Due to the fast infestation rate of the species in many European countries (Ólafsson 1979; Edwards 1982; Aldini 2003; Háva et al. 2003; O'Connor 2003; Telnov 2008; Bunalski & Przewoźny 2009), it is likely that the economic importance of R. vespulae is increasing. Larvae can cause serious damage not only in museum collections (Mäkisalo 1970; Bahr & Nussbaum 1974; Mehl 1975) but also to other products such as seeds of wheat, rye, tomatoes, dried milk, flour, dried mushrooms, bread crumbs, and dried plant materials (Luff 1982; Peacock 1993; Stejskal & Kučerová 1993, 1996).
Widely distributed in Europe. So far, R. vespulae has also been recorded from Algeria, Egypt, Morocco, Tunisia, Canada, Mexico, the USA, Chile, Afghanistan, China, Japan, Korea, Russia, Australia, and New Zealand (Bunalski & Przewoźny 2009; Hong et al. 2014; Háva 2015).
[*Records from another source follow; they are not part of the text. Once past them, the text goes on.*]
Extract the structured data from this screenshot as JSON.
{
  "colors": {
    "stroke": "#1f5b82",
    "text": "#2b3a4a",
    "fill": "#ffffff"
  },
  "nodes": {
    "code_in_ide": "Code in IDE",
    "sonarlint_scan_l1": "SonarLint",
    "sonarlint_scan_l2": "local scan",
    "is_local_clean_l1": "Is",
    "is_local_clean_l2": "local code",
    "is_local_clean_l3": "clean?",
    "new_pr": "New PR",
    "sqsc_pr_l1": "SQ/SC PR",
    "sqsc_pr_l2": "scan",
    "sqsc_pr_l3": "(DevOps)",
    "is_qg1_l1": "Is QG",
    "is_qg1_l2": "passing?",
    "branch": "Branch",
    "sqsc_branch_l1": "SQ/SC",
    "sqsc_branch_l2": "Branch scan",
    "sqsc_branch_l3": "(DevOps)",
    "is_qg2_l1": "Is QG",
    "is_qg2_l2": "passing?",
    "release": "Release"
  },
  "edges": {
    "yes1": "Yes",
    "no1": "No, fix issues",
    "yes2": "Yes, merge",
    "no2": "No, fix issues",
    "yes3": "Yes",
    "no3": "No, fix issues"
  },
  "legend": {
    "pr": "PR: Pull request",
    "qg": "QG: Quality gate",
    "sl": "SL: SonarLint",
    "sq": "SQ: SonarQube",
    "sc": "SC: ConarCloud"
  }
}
Kiselyova & McHugh (2006) described, compared, and discussed the larval morphology of R. vespulae and evaluated the phylogenetic position of Reesa within Megatominae. However, they found no apomorphic characters in the larvae, but nonetheless retained Reesa within Megatominae as sister to a clade containing such genera as Trogoderma, Thaumaglossa, Megatoma, and Anthrenocerus (see also Hong et al. 2014).
Peacock (1993) wrote that acrotergites are without setae. The results of our study contradict this observation. Acrotergites of abdominal segments possess some very short spicisetae (Figs. 17–19), only the acrotergite of the pronotum is free of setae (Fig. 15). Moreover, tergal color of studied specimens is lighter (yellowish brown to brown) than of those described by Peacock in the key (1993, p. 37: dark brown and strongly pigmented), but this discrepancy may be an expression of variability within the species.
We would like to thank Marek Bunalski (Poznań, Poland) for providing material for this study. We thank Deborah Harvey (RHUL, United Kingdom), Ian Stocks (USA) and Paul Skelley (USA) for commenting on a draft of the manuscript. This study was funded by the Institute of Environmental Biology, Faculty of Biological Science, University of Wrocław, Poland (project no. 1076/Ś/IBŚ/2017).